» Task directions
Beginning with the line that holds "What data populates", output every remaining line of the material below exactly, and include none of the pictures.

» Dataset content
★ ★ ★ ★ ★ ★ ★

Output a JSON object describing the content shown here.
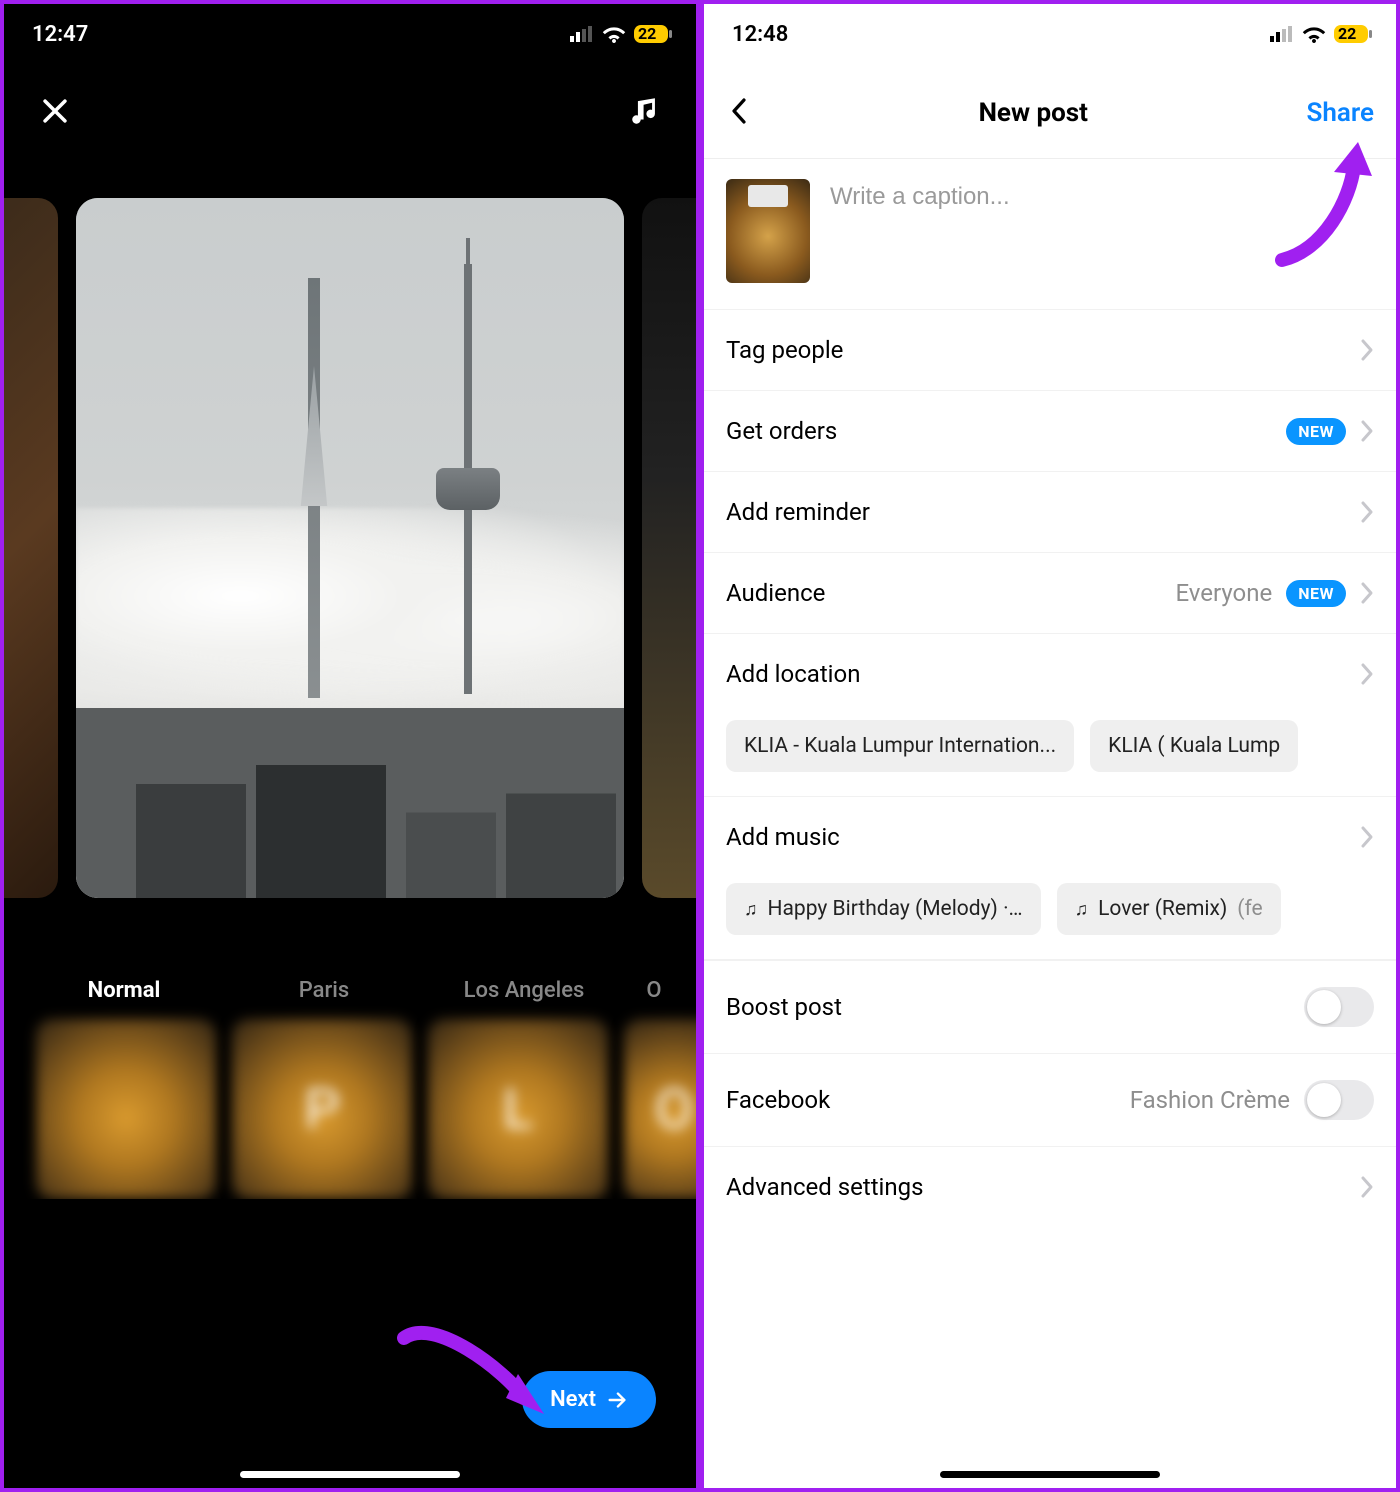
{
  "left": {
    "status": {
      "time": "12:47",
      "battery": "22"
    },
    "filters": {
      "items": [
        "Normal",
        "Paris",
        "Los Angeles",
        "O"
      ],
      "tileLetters": [
        "",
        "P",
        "L",
        "O"
      ]
    },
    "nextLabel": "Next"
  },
  "right": {
    "status": {
      "time": "12:48",
      "battery": "22"
    },
    "header": {
      "title": "New post",
      "share": "Share"
    },
    "captionPlaceholder": "Write a caption...",
    "rows": {
      "tagPeople": "Tag people",
      "getOrders": "Get orders",
      "addReminder": "Add reminder",
      "audience": "Audience",
      "audienceValue": "Everyone",
      "addLocation": "Add location",
      "addMusic": "Add music",
      "boostPost": "Boost post",
      "facebook": "Facebook",
      "facebookValue": "Fashion Crème",
      "advanced": "Advanced settings",
      "newBadge": "NEW"
    },
    "locationChips": [
      "KLIA - Kuala Lumpur Internation...",
      "KLIA ( Kuala Lump"
    ],
    "musicChips": [
      {
        "icon": "♫",
        "text": "Happy Birthday (Melody) ·…"
      },
      {
        "icon": "♫",
        "text": "Lover (Remix)",
        "sub": "(fe"
      }
    ]
  }
}
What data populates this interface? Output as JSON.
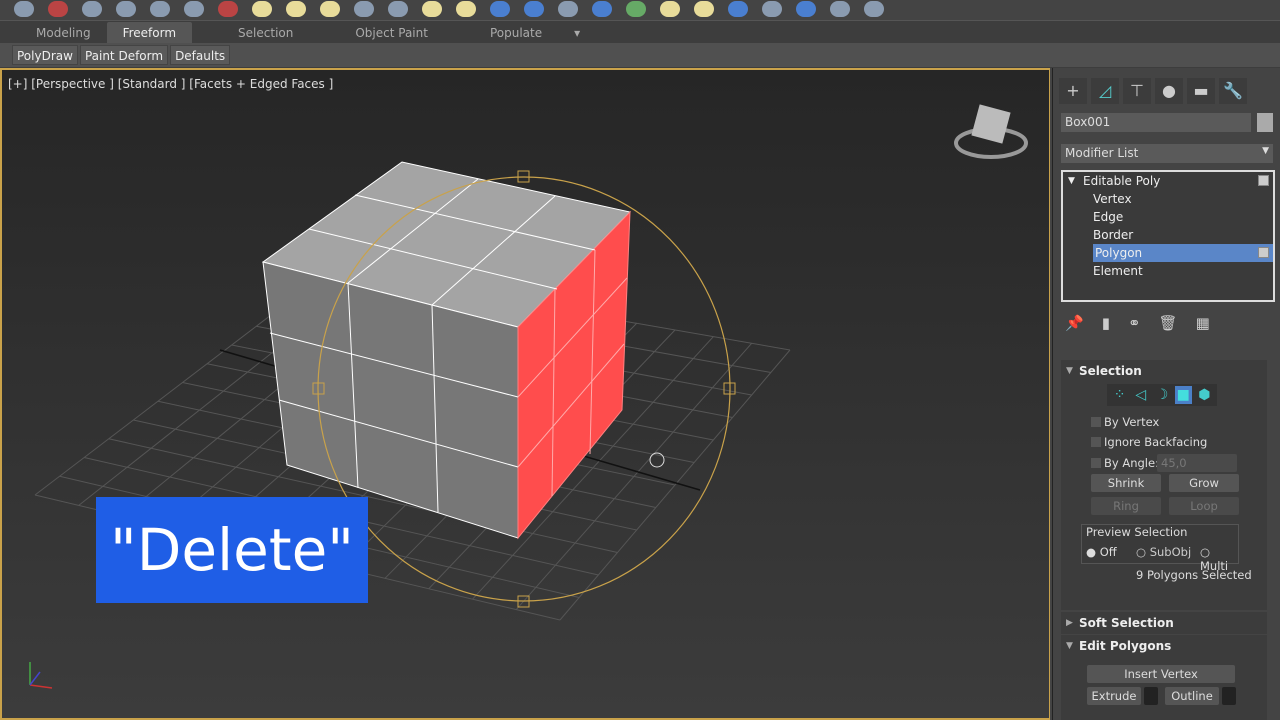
{
  "toolbar": {
    "icons": [
      "teapot-icon",
      "material-icon",
      "render-setup-icon",
      "render-frame-icon",
      "light-icon",
      "camera-icon",
      "help-icon"
    ]
  },
  "ribbon": {
    "tabs": [
      "Modeling",
      "Freeform",
      "Selection",
      "Object Paint",
      "Populate"
    ],
    "active_tab": "Freeform",
    "subtabs": [
      "PolyDraw",
      "Paint Deform",
      "Defaults"
    ]
  },
  "viewport": {
    "label": "[+] [Perspective ] [Standard ] [Facets + Edged Faces ]",
    "overlay_text": "\"Delete\"",
    "selected_color": "#ff4d4d",
    "gizmo_color": "#c9a24a"
  },
  "panel": {
    "object_name": "Box001",
    "modifier_list": "Modifier List",
    "stack": {
      "root": "Editable Poly",
      "items": [
        "Vertex",
        "Edge",
        "Border",
        "Polygon",
        "Element"
      ],
      "selected": "Polygon"
    },
    "selection": {
      "title": "Selection",
      "by_vertex": "By Vertex",
      "ignore_backfacing": "Ignore Backfacing",
      "by_angle": "By Angle:",
      "angle_value": "45,0",
      "shrink": "Shrink",
      "grow": "Grow",
      "ring": "Ring",
      "loop": "Loop",
      "preview_title": "Preview Selection",
      "preview_options": [
        "Off",
        "SubObj",
        "Multi"
      ],
      "preview_selected": "Off",
      "status": "9 Polygons Selected"
    },
    "soft_selection": "Soft Selection",
    "edit_polygons": {
      "title": "Edit Polygons",
      "insert_vertex": "Insert Vertex",
      "extrude": "Extrude",
      "outline": "Outline"
    }
  }
}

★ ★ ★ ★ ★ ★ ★

» Your solution
What data populates this interface? Output as JSON.
{
  "toolbar": {
    "icons": [
      "teapot-icon",
      "material-icon",
      "render-setup-icon",
      "render-frame-icon",
      "light-icon",
      "camera-icon",
      "help-icon"
    ]
  },
  "ribbon": {
    "tabs": [
      "Modeling",
      "Freeform",
      "Selection",
      "Object Paint",
      "Populate"
    ],
    "active_tab": "Freeform",
    "subtabs": [
      "PolyDraw",
      "Paint Deform",
      "Defaults"
    ]
  },
  "viewport": {
    "label": "[+] [Perspective ] [Standard ] [Facets + Edged Faces ]",
    "overlay_text": "\"Delete\"",
    "selected_color": "#ff4d4d",
    "gizmo_color": "#c9a24a"
  },
  "panel": {
    "object_name": "Box001",
    "modifier_list": "Modifier List",
    "stack": {
      "root": "Editable Poly",
      "items": [
        "Vertex",
        "Edge",
        "Border",
        "Polygon",
        "Element"
      ],
      "selected": "Polygon"
    },
    "selection": {
      "title": "Selection",
      "by_vertex": "By Vertex",
      "ignore_backfacing": "Ignore Backfacing",
      "by_angle": "By Angle:",
      "angle_value": "45,0",
      "shrink": "Shrink",
      "grow": "Grow",
      "ring": "Ring",
      "loop": "Loop",
      "preview_title": "Preview Selection",
      "preview_options": [
        "Off",
        "SubObj",
        "Multi"
      ],
      "preview_selected": "Off",
      "status": "9 Polygons Selected"
    },
    "soft_selection": "Soft Selection",
    "edit_polygons": {
      "title": "Edit Polygons",
      "insert_vertex": "Insert Vertex",
      "extrude": "Extrude",
      "outline": "Outline"
    }
  }
}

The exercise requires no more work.